Stories by Michael Kugelman

Expert Voices

Afghan-Taliban talks advance with "roadmap" to peace

inside the meeting room of the intra Afghan talks in Doha on July 7–8
The intra-Afghan dialogue talks in Doha, Qatar, on July 7. Photo: Karim Jaafar/AFP/Getty Images

A weekend dialogue in Doha, Qatar, between rival factions of Afghanistan's volatile politics and the Taliban has yielded a joint statement calling for an end to war.

Why it matters: The fledgling Afghanistan peace process is gaining critical momentum. Although the conference statement represents a vague roadmap rather than a firm agreement, the consensus reached arguably marks the biggest step yet toward a long-elusive peace.

Expert Voices

Modi’s election victory likely to extend strong U.S.–India ties

Narendra Modi with a large floral garland
Indian Prime Minister Narendra Modi celebrating with BJP workers. Photo: Atul Loke/Getty Images

The triumph of the ruling Bharatiya Janata Party (BJP) in India's national elections, which gives Narendra Modi another 5 years as prime minister, should be a largely positive outcome for U.S. foreign policy.

The big picture: Washington has come to regard India, with Modi at the helm, as a key partner in Asia, particularly since the Trump administration rolled out its Indo-Pacific strategy. U.S. and Indian security interests strongly align over countering the threat of terrorism in South Asia and China’s deepening footprint across Asia.

Expert Voices

Advances in U.S.–Taliban peace talks offer cause for cautious optimism

Zalmay Khalilzad speaks and gestures from a table with mics
Zalmay Khalilzad, the former U.S. ambassador to Afghanistan and Iraq who is leading negotiations with the Taliban. Photo: Massoud Hossaini/AFP/Getty Images

After failing to produce the blueprint of a deal in many previous talks, the U.S. and the Taliban have now agreed in principle to a framework that would provide a Taliban guarantee that Afghan soil wouldn’t be used by terrorists — followed by the possibility of a U.S. troop withdrawal and Taliban concessions that include a cease-fire and agreement to hold formal negotiations with Kabul.

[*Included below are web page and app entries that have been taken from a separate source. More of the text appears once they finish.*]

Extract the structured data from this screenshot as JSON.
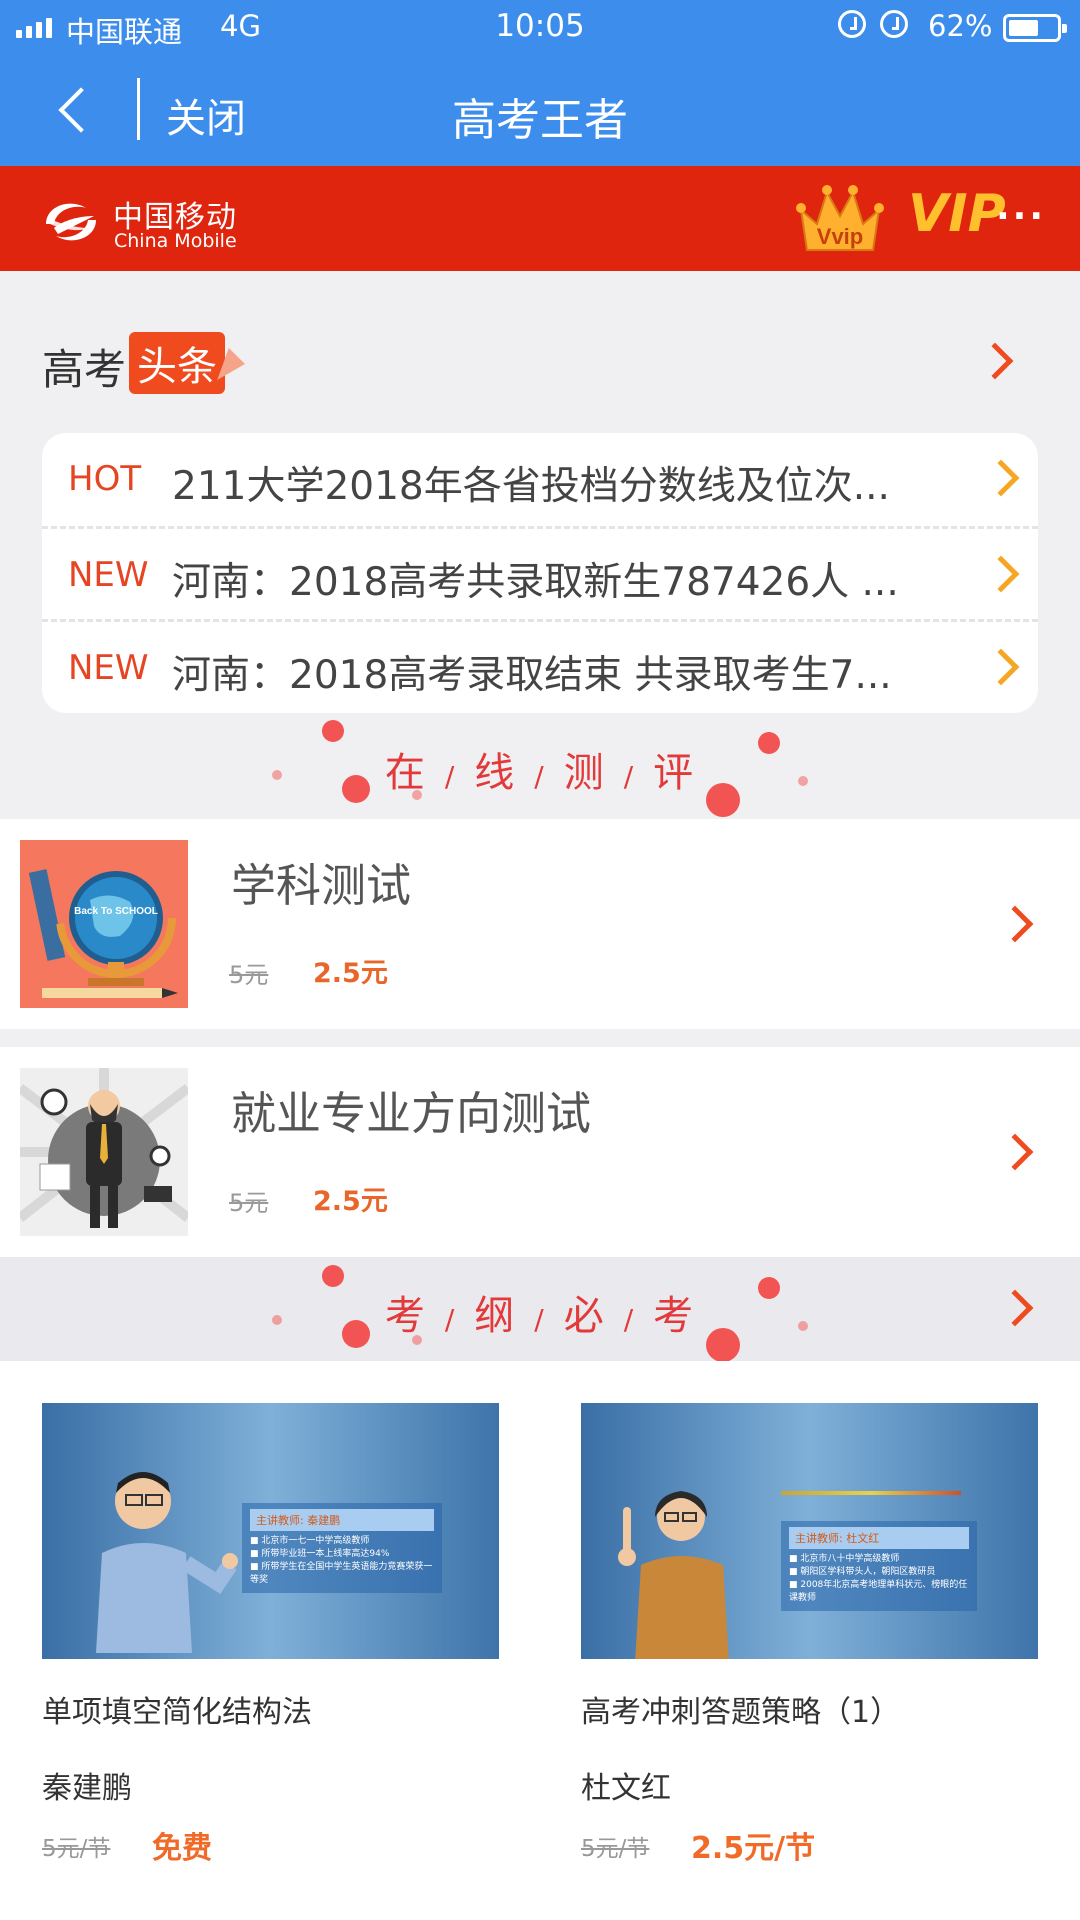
{
  "status_bar": {
    "carrier": "中国联通",
    "network": "4G",
    "time": "10:05",
    "battery_percent": "62%",
    "battery_level": 0.62
  },
  "nav": {
    "close_label": "关闭",
    "title": "高考王者"
  },
  "banner": {
    "brand_cn": "中国移动",
    "brand_en": "China Mobile",
    "vvip_label": "Vvip",
    "vip_label": "VIP",
    "more_label": "···"
  },
  "headlines": {
    "title": "高考",
    "badge": "头条",
    "items": [
      {
        "tag": "HOT",
        "text": "211大学2018年各省投档分数线及位次..."
      },
      {
        "tag": "NEW",
        "text": "河南：2018高考共录取新生787426人 ..."
      },
      {
        "tag": "NEW",
        "text": "河南：2018高考录取结束 共录取考生7..."
      }
    ]
  },
  "online_test": {
    "section_chars": [
      "在",
      "线",
      "测",
      "评"
    ],
    "separator": "/",
    "items": [
      {
        "name": "学科测试",
        "old_price": "5元",
        "new_price": "2.5元",
        "thumb_text": "Back To SCHOOL"
      },
      {
        "name": "就业专业方向测试",
        "old_price": "5元",
        "new_price": "2.5元"
      }
    ]
  },
  "exam_outline": {
    "section_chars": [
      "考",
      "纲",
      "必",
      "考"
    ],
    "courses": [
      {
        "name": "单项填空简化结构法",
        "teacher": "秦建鹏",
        "old_price": "5元/节",
        "new_price": "免费",
        "panel_head": "主讲教师: 秦建鹏",
        "panel_lines": [
          "■ 北京市一七一中学高级教师",
          "■ 所带毕业班一本上线率高达94%",
          "■ 所带学生在全国中学生英语能力竞赛荣获一等奖"
        ]
      },
      {
        "name": "高考冲刺答题策略（1）",
        "teacher": "杜文红",
        "old_price": "5元/节",
        "new_price": "2.5元/节",
        "panel_head": "主讲教师: 杜文红",
        "panel_lines": [
          "■ 北京市八十中学高级教师",
          "■ 朝阳区学科带头人，朝阳区教研员",
          "■ 2008年北京高考地理单科状元、榜眼的任课教师"
        ]
      }
    ]
  },
  "colors": {
    "nav_blue": "#3d8ded",
    "banner_red": "#e0250f",
    "accent_orange": "#f06a28",
    "chevron_red": "#f04a1f",
    "chevron_orange": "#f5a623"
  }
}
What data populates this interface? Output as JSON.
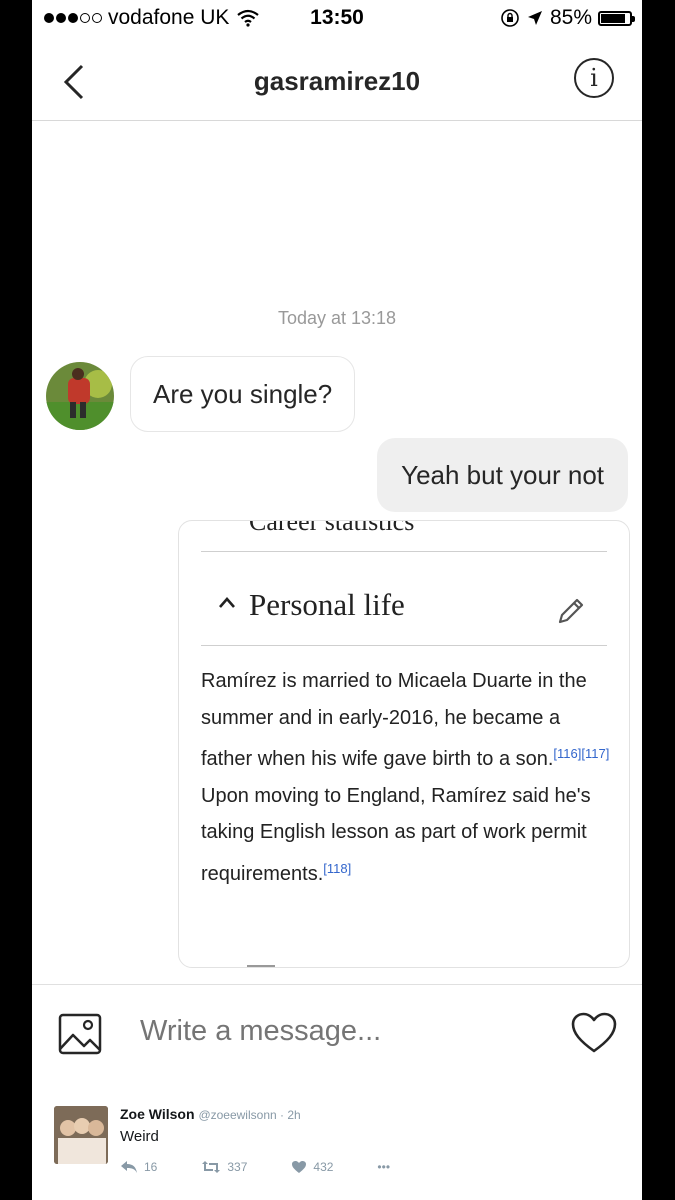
{
  "status_bar": {
    "carrier": "vodafone UK",
    "time": "13:50",
    "battery": "85%",
    "battery_level": 0.85
  },
  "header": {
    "title": "gasramirez10"
  },
  "conversation": {
    "timestamp": "Today at 13:18",
    "incoming_message": "Are you single?",
    "outgoing_message": "Yeah but your not"
  },
  "wiki_card": {
    "top_partial": "Career statistics",
    "section_title": "Personal life",
    "text_part1": "Ramírez is married to Micaela Duarte in the summer and in early-2016, he became a father when his wife gave birth to a son.",
    "ref1": "[116][117]",
    "text_part2": " Upon moving to England, Ramírez said he's taking English lesson as part of work permit requirements.",
    "ref2": "[118]"
  },
  "composer": {
    "placeholder": "Write a message..."
  },
  "tweet": {
    "name": "Zoe Wilson",
    "handle": "@zoeewilsonn · 2h",
    "text": "Weird",
    "replies": "16",
    "retweets": "337",
    "likes": "432",
    "more": "•••"
  }
}
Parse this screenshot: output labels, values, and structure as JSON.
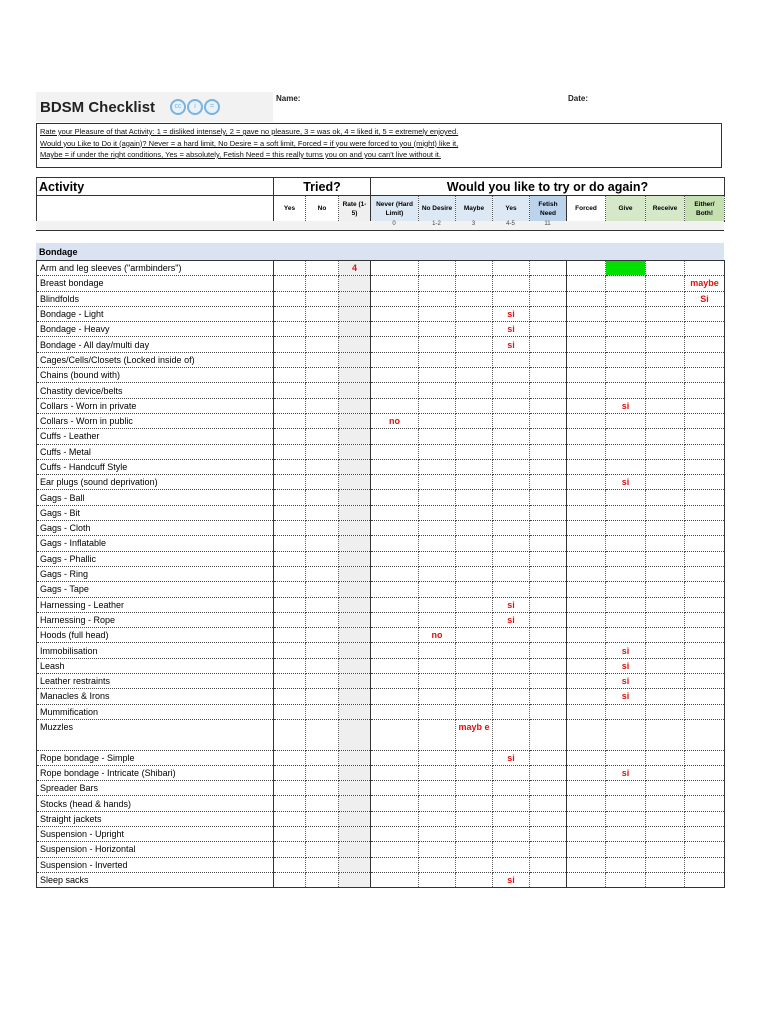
{
  "title": "BDSM Checklist",
  "license_icons": [
    "cc",
    "by",
    "nd"
  ],
  "name_label": "Name:",
  "date_label": "Date:",
  "legend": [
    "Rate your Pleasure of that Activity:    1 = disliked intensely, 2 = gave no pleasure, 3 = was ok, 4 = liked it, 5 = extremely enjoyed.",
    "Would you Like to Do it (again)?        Never = a hard limit, No Desire = a soft limit, Forced = if you were forced to you (might) like it,",
    "     Maybe = if under the right conditions, Yes = absolutely,  Fetish Need = this really turns you on and you can't live without it."
  ],
  "header": {
    "activity": "Activity",
    "tried": "Tried?",
    "again": "Would you like to try or do again?"
  },
  "columns": [
    {
      "key": "yes_t",
      "label": "Yes",
      "bg": "#ffffff"
    },
    {
      "key": "no_t",
      "label": "No",
      "bg": "#ffffff"
    },
    {
      "key": "rate",
      "label": "Rate (1-5)",
      "bg": "#efefef"
    },
    {
      "key": "never",
      "label": "Never (Hard Limit)",
      "bg": "#dde8f5",
      "scale": "0"
    },
    {
      "key": "nodesire",
      "label": "No Desire",
      "bg": "#dde8f5",
      "scale": "1-2"
    },
    {
      "key": "maybe",
      "label": "Maybe",
      "bg": "#dde8f5",
      "scale": "3"
    },
    {
      "key": "yes",
      "label": "Yes",
      "bg": "#dde8f5",
      "scale": "4-5"
    },
    {
      "key": "fetish",
      "label": "Fetish Need",
      "bg": "#bcd3ec",
      "scale": "11"
    },
    {
      "key": "forced",
      "label": "Forced",
      "bg": "#ffffff"
    },
    {
      "key": "give",
      "label": "Give",
      "bg": "#d5e8c8"
    },
    {
      "key": "receive",
      "label": "Receive",
      "bg": "#d5e8c8"
    },
    {
      "key": "either",
      "label": "Either/ Both!",
      "bg": "#c4dfb0"
    }
  ],
  "section": "Bondage",
  "highlight_color": "#00e000",
  "rows": [
    {
      "label": "Arm and leg sleeves (\"armbinders\")",
      "marks": {
        "rate": "4"
      },
      "highlight": "give"
    },
    {
      "label": "Breast bondage",
      "marks": {
        "either": "maybe"
      }
    },
    {
      "label": "Blindfolds",
      "marks": {
        "either": "Si"
      }
    },
    {
      "label": "Bondage - Light",
      "marks": {
        "yes": "si"
      }
    },
    {
      "label": "Bondage - Heavy",
      "marks": {
        "yes": "si"
      }
    },
    {
      "label": "Bondage - All day/multi day",
      "marks": {
        "yes": "si"
      }
    },
    {
      "label": "Cages/Cells/Closets (Locked inside of)",
      "marks": {}
    },
    {
      "label": "Chains (bound with)",
      "marks": {}
    },
    {
      "label": "Chastity device/belts",
      "marks": {}
    },
    {
      "label": "Collars - Worn in private",
      "marks": {
        "give": "si"
      }
    },
    {
      "label": "Collars - Worn in public",
      "marks": {
        "never": "no"
      }
    },
    {
      "label": "Cuffs - Leather",
      "marks": {}
    },
    {
      "label": "Cuffs - Metal",
      "marks": {}
    },
    {
      "label": "Cuffs - Handcuff Style",
      "marks": {}
    },
    {
      "label": "Ear plugs (sound deprivation)",
      "marks": {
        "give": "si"
      }
    },
    {
      "label": "Gags - Ball",
      "marks": {}
    },
    {
      "label": "Gags - Bit",
      "marks": {}
    },
    {
      "label": "Gags - Cloth",
      "marks": {}
    },
    {
      "label": "Gags - Inflatable",
      "marks": {}
    },
    {
      "label": "Gags - Phallic",
      "marks": {}
    },
    {
      "label": "Gags - Ring",
      "marks": {}
    },
    {
      "label": "Gags - Tape",
      "marks": {}
    },
    {
      "label": "Harnessing - Leather",
      "marks": {
        "yes": "si"
      }
    },
    {
      "label": "Harnessing - Rope",
      "marks": {
        "yes": "si"
      }
    },
    {
      "label": "Hoods (full head)",
      "marks": {
        "nodesire": "no"
      }
    },
    {
      "label": "Immobilisation",
      "marks": {
        "give": "si"
      }
    },
    {
      "label": "Leash",
      "marks": {
        "give": "si"
      }
    },
    {
      "label": "Leather restraints",
      "marks": {
        "give": "si"
      }
    },
    {
      "label": "Manacles & Irons",
      "marks": {
        "give": "si"
      }
    },
    {
      "label": "Mummification",
      "marks": {}
    },
    {
      "label": "Muzzles",
      "marks": {
        "maybe": "mayb e"
      },
      "tall": true
    },
    {
      "label": "Rope bondage - Simple",
      "marks": {
        "yes": "si"
      }
    },
    {
      "label": "Rope bondage - Intricate (Shibari)",
      "marks": {
        "give": "si"
      }
    },
    {
      "label": "Spreader Bars",
      "marks": {}
    },
    {
      "label": "Stocks (head & hands)",
      "marks": {}
    },
    {
      "label": "Straight jackets",
      "marks": {}
    },
    {
      "label": "Suspension - Upright",
      "marks": {}
    },
    {
      "label": "Suspension - Horizontal",
      "marks": {}
    },
    {
      "label": "Suspension - Inverted",
      "marks": {}
    },
    {
      "label": "Sleep sacks",
      "marks": {
        "yes": "si"
      }
    }
  ]
}
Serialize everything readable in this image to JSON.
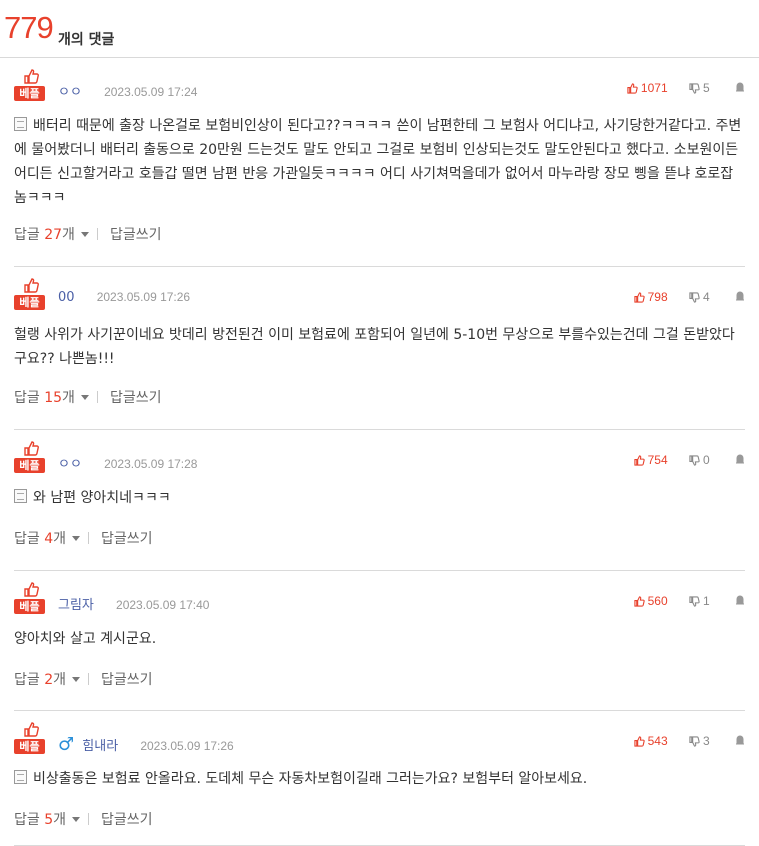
{
  "header": {
    "count": "779",
    "label": "개의 댓글"
  },
  "labels": {
    "best": "베플",
    "reply": "답글",
    "reply_unit": "개",
    "write_reply": "답글쓰기"
  },
  "comments": [
    {
      "author": "ㅇㅇ",
      "gender": "",
      "date": "2023.05.09 17:24",
      "up": "1071",
      "down": "5",
      "has_doc_icon": true,
      "text": "배터리 때문에 출장 나온걸로 보험비인상이 된다고??ㅋㅋㅋㅋ 쓴이 남편한테 그 보험사 어디냐고, 사기당한거같다고. 주변에 물어봤더니 배터리 출동으로 20만원 드는것도 말도 안되고 그걸로 보험비 인상되는것도 말도안된다고 했다고. 소보원이든 어디든 신고할거라고 호들갑 떨면 남편 반응 가관일듯ㅋㅋㅋㅋ 어디 사기쳐먹을데가 없어서 마누라랑 장모 삥을 뜯냐 호로잡놈ㅋㅋㅋ",
      "replies": "27"
    },
    {
      "author": "00",
      "gender": "",
      "date": "2023.05.09 17:26",
      "up": "798",
      "down": "4",
      "has_doc_icon": false,
      "text": "헐랭 사위가 사기꾼이네요 밧데리 방전된건 이미 보험료에 포함되어 일년에 5-10번 무상으로 부를수있는건데 그걸 돈받았다구요?? 나쁜놈!!!",
      "replies": "15"
    },
    {
      "author": "ㅇㅇ",
      "gender": "",
      "date": "2023.05.09 17:28",
      "up": "754",
      "down": "0",
      "has_doc_icon": true,
      "text": "와 남편 양아치네ㅋㅋㅋ",
      "replies": "4"
    },
    {
      "author": "그림자",
      "gender": "",
      "date": "2023.05.09 17:40",
      "up": "560",
      "down": "1",
      "has_doc_icon": false,
      "text": "양아치와 살고 계시군요.",
      "replies": "2"
    },
    {
      "author": "힘내라",
      "gender": "♂",
      "date": "2023.05.09 17:26",
      "up": "543",
      "down": "3",
      "has_doc_icon": true,
      "text": "비상출동은 보험료 안올라요. 도데체 무슨 자동차보험이길래 그러는가요? 보험부터 알아보세요.",
      "replies": "5"
    }
  ]
}
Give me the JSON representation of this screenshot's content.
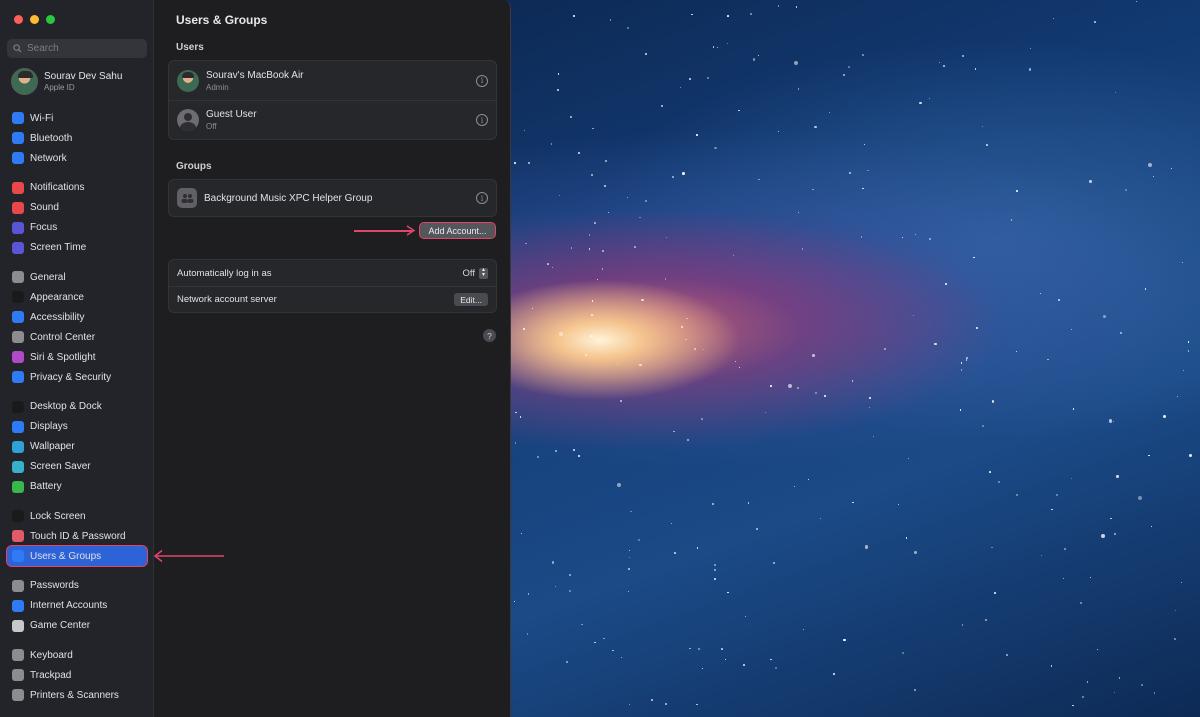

Why it matters: This isn’t just a case of several Taliban factions trying to test the waters and seeing what the U.S. has to offer. The Taliban has sent several of its top leaders to the negotiations — high-ranking officials who would not show up just for informal chats with the Americans.